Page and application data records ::
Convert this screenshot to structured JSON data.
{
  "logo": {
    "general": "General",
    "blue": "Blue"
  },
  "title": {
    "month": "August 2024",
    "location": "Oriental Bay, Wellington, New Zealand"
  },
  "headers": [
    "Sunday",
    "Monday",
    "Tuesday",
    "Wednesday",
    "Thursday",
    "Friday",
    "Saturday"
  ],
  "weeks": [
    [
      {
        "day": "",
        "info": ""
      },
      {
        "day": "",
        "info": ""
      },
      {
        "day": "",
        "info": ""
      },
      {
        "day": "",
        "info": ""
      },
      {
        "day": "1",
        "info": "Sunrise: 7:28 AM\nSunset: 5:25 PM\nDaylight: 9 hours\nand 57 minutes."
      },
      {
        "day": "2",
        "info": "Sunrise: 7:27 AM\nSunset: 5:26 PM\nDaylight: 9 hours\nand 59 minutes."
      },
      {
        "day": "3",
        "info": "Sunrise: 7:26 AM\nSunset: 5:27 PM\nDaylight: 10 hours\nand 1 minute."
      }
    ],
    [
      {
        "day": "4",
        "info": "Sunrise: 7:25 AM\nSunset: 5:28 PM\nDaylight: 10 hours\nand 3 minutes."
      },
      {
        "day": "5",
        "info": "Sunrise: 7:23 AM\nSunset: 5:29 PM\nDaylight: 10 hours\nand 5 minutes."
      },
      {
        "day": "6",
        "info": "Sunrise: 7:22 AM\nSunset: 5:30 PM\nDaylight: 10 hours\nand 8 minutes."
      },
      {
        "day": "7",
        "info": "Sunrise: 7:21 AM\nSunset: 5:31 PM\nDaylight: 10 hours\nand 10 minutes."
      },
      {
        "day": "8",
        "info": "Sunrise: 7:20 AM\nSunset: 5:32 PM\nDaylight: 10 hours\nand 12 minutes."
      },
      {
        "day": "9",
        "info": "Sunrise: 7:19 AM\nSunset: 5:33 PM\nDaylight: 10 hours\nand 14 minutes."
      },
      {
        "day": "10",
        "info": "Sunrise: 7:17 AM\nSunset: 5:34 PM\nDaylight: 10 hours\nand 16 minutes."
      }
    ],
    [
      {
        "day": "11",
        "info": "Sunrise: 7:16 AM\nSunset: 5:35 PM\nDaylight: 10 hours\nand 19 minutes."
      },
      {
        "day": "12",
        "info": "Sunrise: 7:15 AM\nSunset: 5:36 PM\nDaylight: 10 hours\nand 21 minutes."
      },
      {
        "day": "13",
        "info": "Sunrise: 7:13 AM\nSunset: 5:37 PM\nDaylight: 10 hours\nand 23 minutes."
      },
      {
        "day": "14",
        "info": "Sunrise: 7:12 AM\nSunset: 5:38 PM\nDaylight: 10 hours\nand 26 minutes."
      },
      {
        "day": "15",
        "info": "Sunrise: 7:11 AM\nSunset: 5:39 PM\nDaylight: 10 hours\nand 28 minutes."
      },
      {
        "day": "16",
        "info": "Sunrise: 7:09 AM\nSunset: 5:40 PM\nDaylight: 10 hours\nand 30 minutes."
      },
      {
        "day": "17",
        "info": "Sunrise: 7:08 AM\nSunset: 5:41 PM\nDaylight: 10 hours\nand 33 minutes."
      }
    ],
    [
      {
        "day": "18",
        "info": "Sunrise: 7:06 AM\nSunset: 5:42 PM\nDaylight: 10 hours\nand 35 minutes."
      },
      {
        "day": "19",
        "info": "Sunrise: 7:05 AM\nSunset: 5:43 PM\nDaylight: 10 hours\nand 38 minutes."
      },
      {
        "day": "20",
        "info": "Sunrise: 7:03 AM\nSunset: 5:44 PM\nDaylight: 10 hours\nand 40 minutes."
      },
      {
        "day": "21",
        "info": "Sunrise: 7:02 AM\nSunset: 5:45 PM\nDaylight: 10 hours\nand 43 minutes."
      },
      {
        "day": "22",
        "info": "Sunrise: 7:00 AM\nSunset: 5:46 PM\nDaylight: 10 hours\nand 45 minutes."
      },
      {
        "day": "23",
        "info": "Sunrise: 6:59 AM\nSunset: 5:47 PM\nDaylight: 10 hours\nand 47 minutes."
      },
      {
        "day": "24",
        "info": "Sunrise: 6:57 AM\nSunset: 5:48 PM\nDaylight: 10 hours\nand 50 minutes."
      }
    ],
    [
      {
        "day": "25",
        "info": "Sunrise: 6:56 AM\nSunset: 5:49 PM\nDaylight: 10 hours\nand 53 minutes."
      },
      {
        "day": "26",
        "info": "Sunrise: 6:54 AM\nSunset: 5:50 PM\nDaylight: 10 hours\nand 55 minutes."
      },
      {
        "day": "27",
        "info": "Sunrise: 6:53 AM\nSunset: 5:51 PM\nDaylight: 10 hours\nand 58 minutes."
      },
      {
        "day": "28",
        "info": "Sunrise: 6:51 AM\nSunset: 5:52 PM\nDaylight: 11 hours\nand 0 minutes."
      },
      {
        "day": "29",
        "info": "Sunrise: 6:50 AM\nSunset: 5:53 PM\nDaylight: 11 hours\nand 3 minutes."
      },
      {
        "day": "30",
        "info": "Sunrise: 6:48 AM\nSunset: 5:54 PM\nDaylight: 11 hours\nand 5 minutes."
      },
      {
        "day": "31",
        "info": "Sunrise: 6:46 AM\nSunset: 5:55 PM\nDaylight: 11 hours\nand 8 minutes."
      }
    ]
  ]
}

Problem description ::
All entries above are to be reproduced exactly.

Answer for the task ::
Convert this screenshot to structured JSON data.
{
  "logo": {
    "general": "General",
    "blue": "Blue"
  },
  "title": {
    "month": "August 2024",
    "location": "Oriental Bay, Wellington, New Zealand"
  },
  "headers": [
    "Sunday",
    "Monday",
    "Tuesday",
    "Wednesday",
    "Thursday",
    "Friday",
    "Saturday"
  ],
  "weeks": [
    [
      {
        "day": "",
        "info": ""
      },
      {
        "day": "",
        "info": ""
      },
      {
        "day": "",
        "info": ""
      },
      {
        "day": "",
        "info": ""
      },
      {
        "day": "1",
        "info": "Sunrise: 7:28 AM\nSunset: 5:25 PM\nDaylight: 9 hours\nand 57 minutes."
      },
      {
        "day": "2",
        "info": "Sunrise: 7:27 AM\nSunset: 5:26 PM\nDaylight: 9 hours\nand 59 minutes."
      },
      {
        "day": "3",
        "info": "Sunrise: 7:26 AM\nSunset: 5:27 PM\nDaylight: 10 hours\nand 1 minute."
      }
    ],
    [
      {
        "day": "4",
        "info": "Sunrise: 7:25 AM\nSunset: 5:28 PM\nDaylight: 10 hours\nand 3 minutes."
      },
      {
        "day": "5",
        "info": "Sunrise: 7:23 AM\nSunset: 5:29 PM\nDaylight: 10 hours\nand 5 minutes."
      },
      {
        "day": "6",
        "info": "Sunrise: 7:22 AM\nSunset: 5:30 PM\nDaylight: 10 hours\nand 8 minutes."
      },
      {
        "day": "7",
        "info": "Sunrise: 7:21 AM\nSunset: 5:31 PM\nDaylight: 10 hours\nand 10 minutes."
      },
      {
        "day": "8",
        "info": "Sunrise: 7:20 AM\nSunset: 5:32 PM\nDaylight: 10 hours\nand 12 minutes."
      },
      {
        "day": "9",
        "info": "Sunrise: 7:19 AM\nSunset: 5:33 PM\nDaylight: 10 hours\nand 14 minutes."
      },
      {
        "day": "10",
        "info": "Sunrise: 7:17 AM\nSunset: 5:34 PM\nDaylight: 10 hours\nand 16 minutes."
      }
    ],
    [
      {
        "day": "11",
        "info": "Sunrise: 7:16 AM\nSunset: 5:35 PM\nDaylight: 10 hours\nand 19 minutes."
      },
      {
        "day": "12",
        "info": "Sunrise: 7:15 AM\nSunset: 5:36 PM\nDaylight: 10 hours\nand 21 minutes."
      },
      {
        "day": "13",
        "info": "Sunrise: 7:13 AM\nSunset: 5:37 PM\nDaylight: 10 hours\nand 23 minutes."
      },
      {
        "day": "14",
        "info": "Sunrise: 7:12 AM\nSunset: 5:38 PM\nDaylight: 10 hours\nand 26 minutes."
      },
      {
        "day": "15",
        "info": "Sunrise: 7:11 AM\nSunset: 5:39 PM\nDaylight: 10 hours\nand 28 minutes."
      },
      {
        "day": "16",
        "info": "Sunrise: 7:09 AM\nSunset: 5:40 PM\nDaylight: 10 hours\nand 30 minutes."
      },
      {
        "day": "17",
        "info": "Sunrise: 7:08 AM\nSunset: 5:41 PM\nDaylight: 10 hours\nand 33 minutes."
      }
    ],
    [
      {
        "day": "18",
        "info": "Sunrise: 7:06 AM\nSunset: 5:42 PM\nDaylight: 10 hours\nand 35 minutes."
      },
      {
        "day": "19",
        "info": "Sunrise: 7:05 AM\nSunset: 5:43 PM\nDaylight: 10 hours\nand 38 minutes."
      },
      {
        "day": "20",
        "info": "Sunrise: 7:03 AM\nSunset: 5:44 PM\nDaylight: 10 hours\nand 40 minutes."
      },
      {
        "day": "21",
        "info": "Sunrise: 7:02 AM\nSunset: 5:45 PM\nDaylight: 10 hours\nand 43 minutes."
      },
      {
        "day": "22",
        "info": "Sunrise: 7:00 AM\nSunset: 5:46 PM\nDaylight: 10 hours\nand 45 minutes."
      },
      {
        "day": "23",
        "info": "Sunrise: 6:59 AM\nSunset: 5:47 PM\nDaylight: 10 hours\nand 47 minutes."
      },
      {
        "day": "24",
        "info": "Sunrise: 6:57 AM\nSunset: 5:48 PM\nDaylight: 10 hours\nand 50 minutes."
      }
    ],
    [
      {
        "day": "25",
        "info": "Sunrise: 6:56 AM\nSunset: 5:49 PM\nDaylight: 10 hours\nand 53 minutes."
      },
      {
        "day": "26",
        "info": "Sunrise: 6:54 AM\nSunset: 5:50 PM\nDaylight: 10 hours\nand 55 minutes."
      },
      {
        "day": "27",
        "info": "Sunrise: 6:53 AM\nSunset: 5:51 PM\nDaylight: 10 hours\nand 58 minutes."
      },
      {
        "day": "28",
        "info": "Sunrise: 6:51 AM\nSunset: 5:52 PM\nDaylight: 11 hours\nand 0 minutes."
      },
      {
        "day": "29",
        "info": "Sunrise: 6:50 AM\nSunset: 5:53 PM\nDaylight: 11 hours\nand 3 minutes."
      },
      {
        "day": "30",
        "info": "Sunrise: 6:48 AM\nSunset: 5:54 PM\nDaylight: 11 hours\nand 5 minutes."
      },
      {
        "day": "31",
        "info": "Sunrise: 6:46 AM\nSunset: 5:55 PM\nDaylight: 11 hours\nand 8 minutes."
      }
    ]
  ]
}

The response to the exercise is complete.